My GRIP syllabus from the German genealogy course I took in 2012.The German genealogy FamilySearch Wiki.4 webinars from Legacy Family Tree Webinars. Lots of books, includingThe German Research Companion 3rd Ed. Revised and Updated [2010]The Family Tree German Genealogy Guide: How to Trace Your Germanic Ancestry in EuropeIn Search of Your German Roots. A Complete Guide to Tracing Your Ancestors in the Germanic Areas of Europe.

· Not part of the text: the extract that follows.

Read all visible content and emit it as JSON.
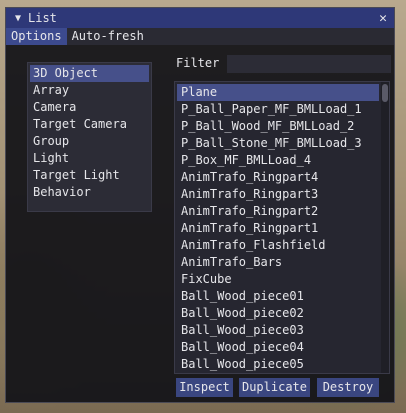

Fifth EditionA Genealogist's Guide to Discovering Your Germanic Ancestors (Genealogist's Guides to Discovering Your Ancestor...) My goal in studying this information is to make progress on my Gress, Fink, Strassheim, and Passel ancestry.

#blogjune & MM1

It's #blogjune again!  I tried this last year and kind of failed, so I'm trying again.  You can sign up here.

List 5 things you’re looking forward to about #blogjune [Monday Meme 1]
1. A reminder to actually post on here.
2. #blogjune is full of Australian library bloggers, who write interesting things that I don't know much about.
3. Having a record of all of the interesting things going on in my genealogy/library/travel/etc. life.
4. Actually working on my genealogy more so that I have something to blog about. 5. Developing the blogging habit again.